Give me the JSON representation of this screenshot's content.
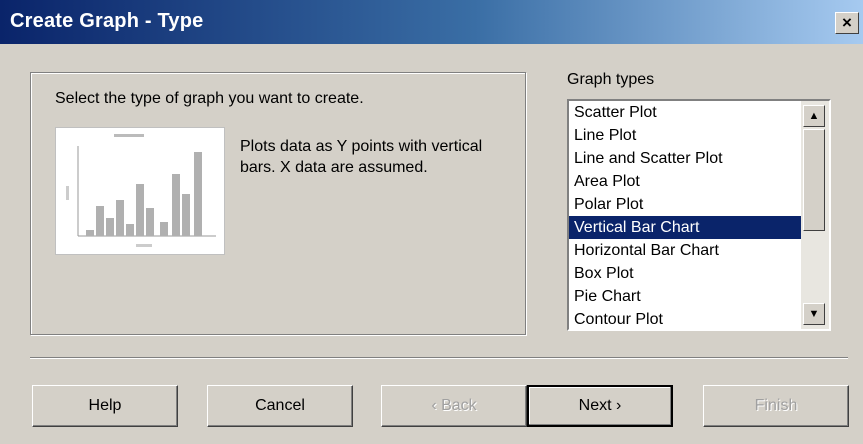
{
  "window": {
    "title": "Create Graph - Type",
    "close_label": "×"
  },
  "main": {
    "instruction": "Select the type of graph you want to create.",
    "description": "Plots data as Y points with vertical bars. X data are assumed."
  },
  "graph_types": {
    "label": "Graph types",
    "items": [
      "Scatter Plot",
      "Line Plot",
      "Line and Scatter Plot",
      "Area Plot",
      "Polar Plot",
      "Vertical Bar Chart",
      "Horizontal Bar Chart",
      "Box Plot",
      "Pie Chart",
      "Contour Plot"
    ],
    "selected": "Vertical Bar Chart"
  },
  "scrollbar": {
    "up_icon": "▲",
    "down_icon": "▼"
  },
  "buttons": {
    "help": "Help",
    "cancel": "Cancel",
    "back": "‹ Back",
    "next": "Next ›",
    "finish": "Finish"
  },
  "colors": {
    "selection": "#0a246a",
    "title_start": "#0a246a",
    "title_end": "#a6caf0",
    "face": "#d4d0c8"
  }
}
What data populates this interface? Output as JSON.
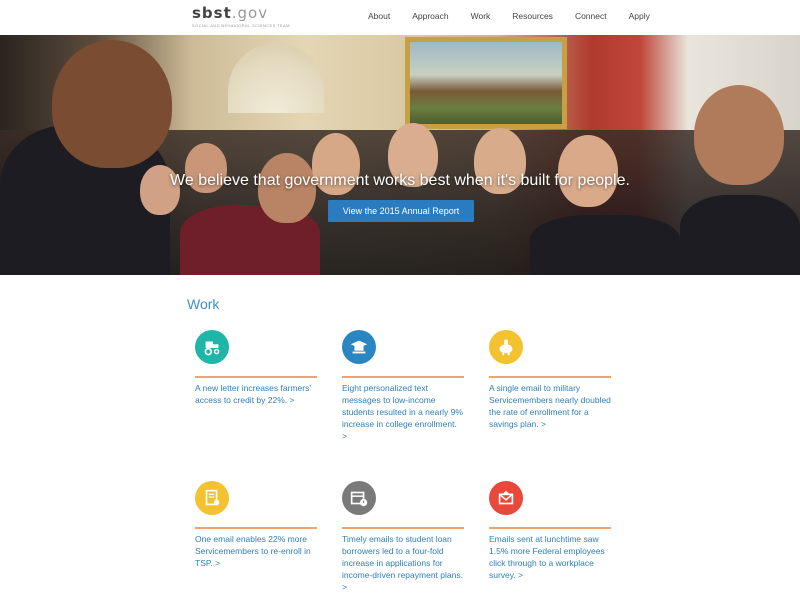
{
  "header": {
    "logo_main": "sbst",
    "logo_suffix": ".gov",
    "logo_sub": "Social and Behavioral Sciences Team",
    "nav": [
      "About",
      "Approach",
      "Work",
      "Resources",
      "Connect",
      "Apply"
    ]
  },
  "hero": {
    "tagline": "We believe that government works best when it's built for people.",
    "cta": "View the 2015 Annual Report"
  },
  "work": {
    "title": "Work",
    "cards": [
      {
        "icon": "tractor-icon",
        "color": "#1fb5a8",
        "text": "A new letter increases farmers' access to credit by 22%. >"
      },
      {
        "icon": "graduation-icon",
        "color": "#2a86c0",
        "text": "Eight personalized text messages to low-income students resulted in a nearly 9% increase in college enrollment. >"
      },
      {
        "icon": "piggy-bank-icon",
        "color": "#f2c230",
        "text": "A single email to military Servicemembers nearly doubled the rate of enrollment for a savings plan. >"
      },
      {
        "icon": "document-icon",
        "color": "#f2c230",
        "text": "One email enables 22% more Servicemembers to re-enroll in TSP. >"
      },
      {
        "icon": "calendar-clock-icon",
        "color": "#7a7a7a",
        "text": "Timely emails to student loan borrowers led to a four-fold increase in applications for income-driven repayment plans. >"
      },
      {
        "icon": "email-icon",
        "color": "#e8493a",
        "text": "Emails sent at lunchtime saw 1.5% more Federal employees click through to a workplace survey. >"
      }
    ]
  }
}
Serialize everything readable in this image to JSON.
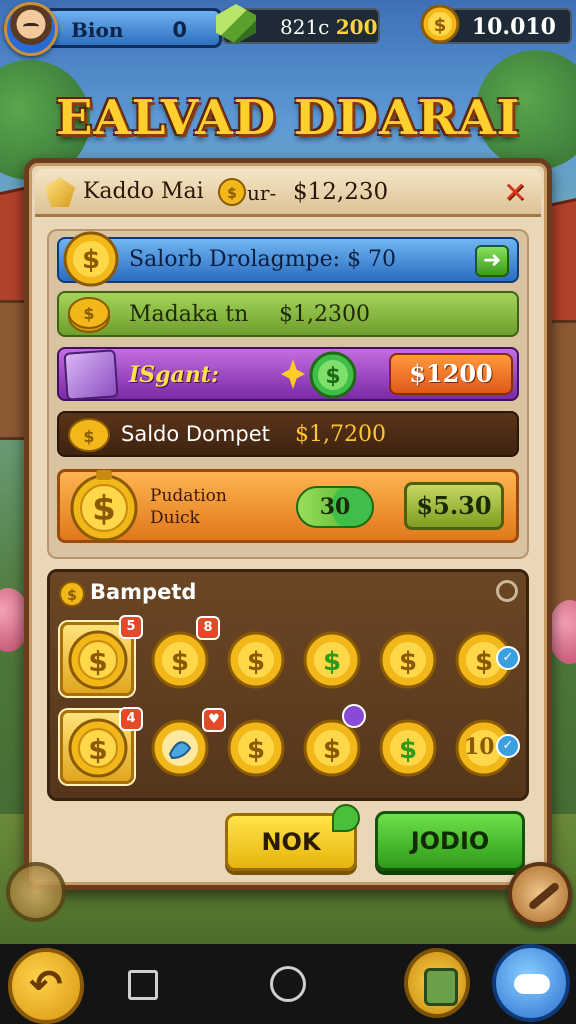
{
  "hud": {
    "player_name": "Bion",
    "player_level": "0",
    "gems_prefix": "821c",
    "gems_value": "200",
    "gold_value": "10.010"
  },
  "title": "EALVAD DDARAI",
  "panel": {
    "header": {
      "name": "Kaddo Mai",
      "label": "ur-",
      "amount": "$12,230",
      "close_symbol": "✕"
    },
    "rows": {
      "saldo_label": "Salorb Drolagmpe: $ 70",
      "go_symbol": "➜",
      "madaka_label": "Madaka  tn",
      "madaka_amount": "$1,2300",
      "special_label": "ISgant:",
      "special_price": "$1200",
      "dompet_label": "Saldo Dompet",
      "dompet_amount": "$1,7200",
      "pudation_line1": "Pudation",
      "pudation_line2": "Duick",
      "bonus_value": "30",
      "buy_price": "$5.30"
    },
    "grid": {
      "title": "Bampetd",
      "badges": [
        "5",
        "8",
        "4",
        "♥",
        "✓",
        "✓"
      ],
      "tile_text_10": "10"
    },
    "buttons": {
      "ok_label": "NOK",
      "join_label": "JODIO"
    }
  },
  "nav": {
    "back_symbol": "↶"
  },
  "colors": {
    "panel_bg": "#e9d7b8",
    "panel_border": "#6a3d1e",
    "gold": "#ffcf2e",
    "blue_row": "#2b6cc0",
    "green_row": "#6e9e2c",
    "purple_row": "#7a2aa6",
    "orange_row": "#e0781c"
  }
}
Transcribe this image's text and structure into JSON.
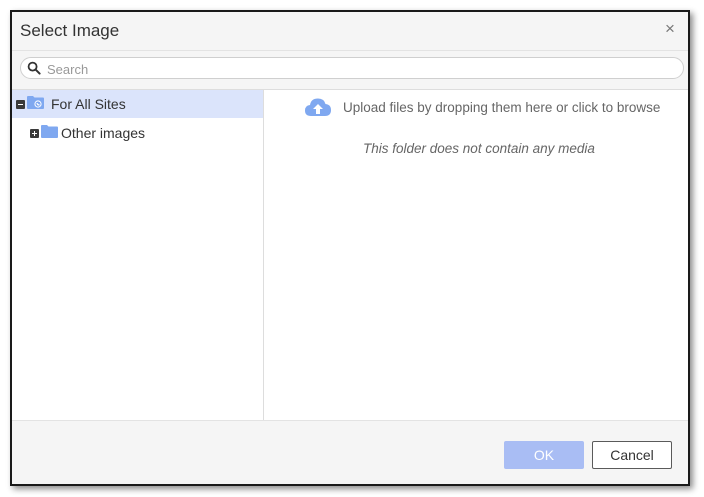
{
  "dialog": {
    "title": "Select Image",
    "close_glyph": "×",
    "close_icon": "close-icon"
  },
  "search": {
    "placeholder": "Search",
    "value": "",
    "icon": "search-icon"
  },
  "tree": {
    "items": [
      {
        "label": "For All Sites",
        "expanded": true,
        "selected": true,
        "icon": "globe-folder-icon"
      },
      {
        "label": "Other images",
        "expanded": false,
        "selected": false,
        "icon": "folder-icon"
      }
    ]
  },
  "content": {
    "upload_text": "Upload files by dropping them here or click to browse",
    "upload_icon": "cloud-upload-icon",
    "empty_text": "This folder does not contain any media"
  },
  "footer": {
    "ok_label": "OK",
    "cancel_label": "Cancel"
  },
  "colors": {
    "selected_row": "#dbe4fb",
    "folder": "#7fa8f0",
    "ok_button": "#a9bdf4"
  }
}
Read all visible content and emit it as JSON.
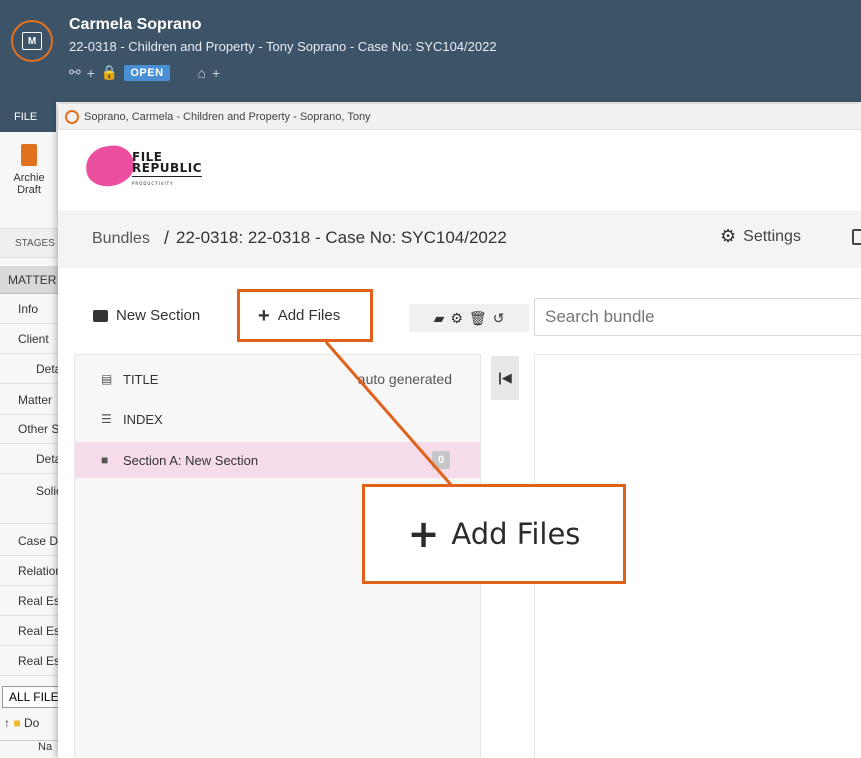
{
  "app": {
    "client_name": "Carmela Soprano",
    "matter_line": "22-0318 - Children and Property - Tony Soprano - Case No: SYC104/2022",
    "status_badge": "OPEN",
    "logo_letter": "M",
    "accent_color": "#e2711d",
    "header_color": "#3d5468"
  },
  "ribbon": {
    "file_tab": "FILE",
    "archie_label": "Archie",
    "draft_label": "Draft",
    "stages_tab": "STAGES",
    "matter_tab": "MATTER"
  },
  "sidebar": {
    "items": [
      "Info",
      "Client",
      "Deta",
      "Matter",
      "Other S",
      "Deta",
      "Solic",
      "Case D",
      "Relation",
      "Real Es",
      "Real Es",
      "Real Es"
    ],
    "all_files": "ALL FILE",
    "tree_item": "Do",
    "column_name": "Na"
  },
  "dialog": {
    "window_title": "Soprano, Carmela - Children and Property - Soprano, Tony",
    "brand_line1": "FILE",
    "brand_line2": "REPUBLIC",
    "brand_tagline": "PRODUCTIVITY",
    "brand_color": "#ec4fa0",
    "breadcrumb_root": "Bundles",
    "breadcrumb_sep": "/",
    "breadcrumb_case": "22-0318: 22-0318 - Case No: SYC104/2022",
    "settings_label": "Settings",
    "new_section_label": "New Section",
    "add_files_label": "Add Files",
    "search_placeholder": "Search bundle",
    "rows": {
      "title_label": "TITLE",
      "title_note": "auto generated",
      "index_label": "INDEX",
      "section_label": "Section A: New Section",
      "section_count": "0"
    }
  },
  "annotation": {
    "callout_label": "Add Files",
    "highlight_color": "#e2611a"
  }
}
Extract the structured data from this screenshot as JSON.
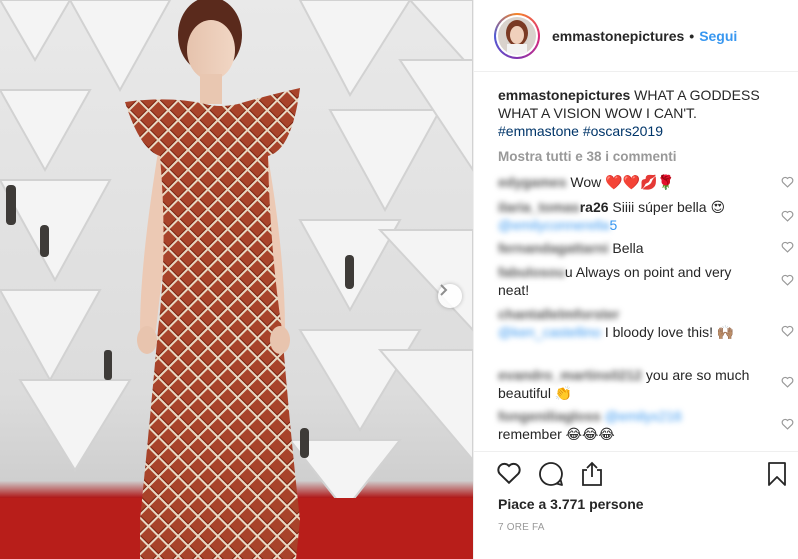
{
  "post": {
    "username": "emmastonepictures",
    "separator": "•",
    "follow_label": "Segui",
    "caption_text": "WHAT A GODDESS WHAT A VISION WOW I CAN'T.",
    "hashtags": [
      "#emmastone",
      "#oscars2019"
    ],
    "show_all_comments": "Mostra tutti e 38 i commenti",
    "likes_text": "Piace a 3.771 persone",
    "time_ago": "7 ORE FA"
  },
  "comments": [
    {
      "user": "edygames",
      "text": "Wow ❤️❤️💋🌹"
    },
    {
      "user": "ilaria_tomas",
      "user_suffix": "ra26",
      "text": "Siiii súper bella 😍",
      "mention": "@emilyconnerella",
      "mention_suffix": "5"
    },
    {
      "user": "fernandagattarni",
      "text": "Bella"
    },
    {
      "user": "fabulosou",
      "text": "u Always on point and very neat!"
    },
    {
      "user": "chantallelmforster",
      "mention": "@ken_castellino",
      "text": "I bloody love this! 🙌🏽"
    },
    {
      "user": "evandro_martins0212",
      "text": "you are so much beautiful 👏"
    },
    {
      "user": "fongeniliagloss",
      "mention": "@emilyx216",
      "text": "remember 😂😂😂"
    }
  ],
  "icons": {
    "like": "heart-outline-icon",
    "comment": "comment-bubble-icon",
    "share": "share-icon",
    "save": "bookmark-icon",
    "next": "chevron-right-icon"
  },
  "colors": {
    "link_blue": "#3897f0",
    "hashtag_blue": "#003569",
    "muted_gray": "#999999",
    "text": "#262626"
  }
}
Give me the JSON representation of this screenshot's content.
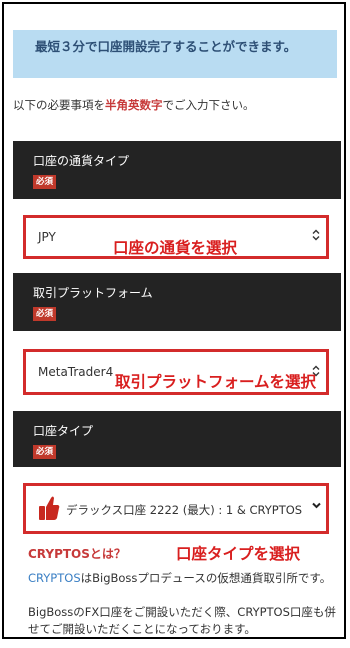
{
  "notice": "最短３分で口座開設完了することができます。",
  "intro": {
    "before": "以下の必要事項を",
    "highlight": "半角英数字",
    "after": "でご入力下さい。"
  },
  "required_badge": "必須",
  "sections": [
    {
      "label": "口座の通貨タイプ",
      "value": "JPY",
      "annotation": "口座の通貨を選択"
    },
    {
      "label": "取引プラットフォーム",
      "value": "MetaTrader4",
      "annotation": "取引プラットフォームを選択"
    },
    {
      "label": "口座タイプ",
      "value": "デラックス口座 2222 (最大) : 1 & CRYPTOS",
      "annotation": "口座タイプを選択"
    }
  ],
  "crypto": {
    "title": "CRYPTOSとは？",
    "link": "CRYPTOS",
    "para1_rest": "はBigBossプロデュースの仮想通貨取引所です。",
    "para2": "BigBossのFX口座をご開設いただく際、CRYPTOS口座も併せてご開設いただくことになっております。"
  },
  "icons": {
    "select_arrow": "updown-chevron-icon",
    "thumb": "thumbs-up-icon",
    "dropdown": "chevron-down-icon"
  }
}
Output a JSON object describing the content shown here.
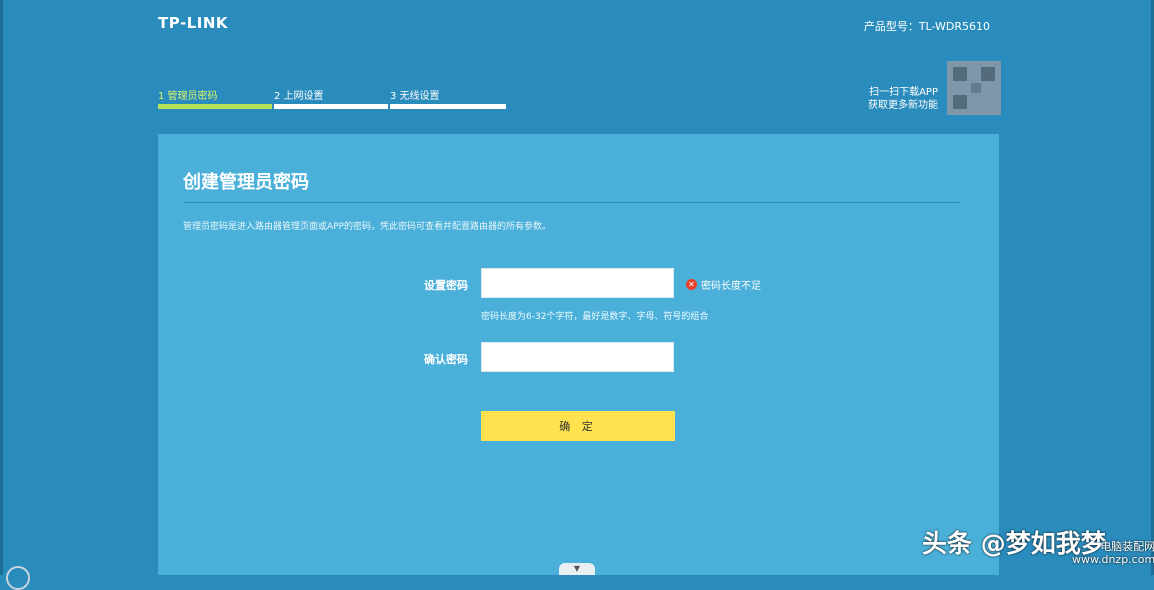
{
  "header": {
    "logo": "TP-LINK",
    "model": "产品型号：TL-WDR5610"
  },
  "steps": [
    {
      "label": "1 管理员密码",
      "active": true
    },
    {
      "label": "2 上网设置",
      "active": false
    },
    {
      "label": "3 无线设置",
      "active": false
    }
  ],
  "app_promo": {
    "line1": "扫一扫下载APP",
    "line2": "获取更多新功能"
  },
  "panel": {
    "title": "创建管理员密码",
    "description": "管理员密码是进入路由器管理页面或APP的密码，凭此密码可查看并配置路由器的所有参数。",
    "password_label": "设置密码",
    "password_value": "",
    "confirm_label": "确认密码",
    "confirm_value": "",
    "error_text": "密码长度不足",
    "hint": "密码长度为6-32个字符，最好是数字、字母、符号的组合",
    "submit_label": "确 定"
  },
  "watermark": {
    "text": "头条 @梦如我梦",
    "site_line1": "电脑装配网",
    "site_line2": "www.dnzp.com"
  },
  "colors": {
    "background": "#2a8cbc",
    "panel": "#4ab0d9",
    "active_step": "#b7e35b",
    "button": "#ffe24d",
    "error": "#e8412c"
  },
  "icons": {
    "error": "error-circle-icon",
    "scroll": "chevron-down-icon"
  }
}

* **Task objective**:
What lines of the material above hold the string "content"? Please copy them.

* **Expected answer**:
Give me the JSON representation of this screenshot's content.
  "content": {
Read all visible content and emit it as JSON.
Give me the JSON representation of this screenshot's content.
Output a JSON object describing the content shown here.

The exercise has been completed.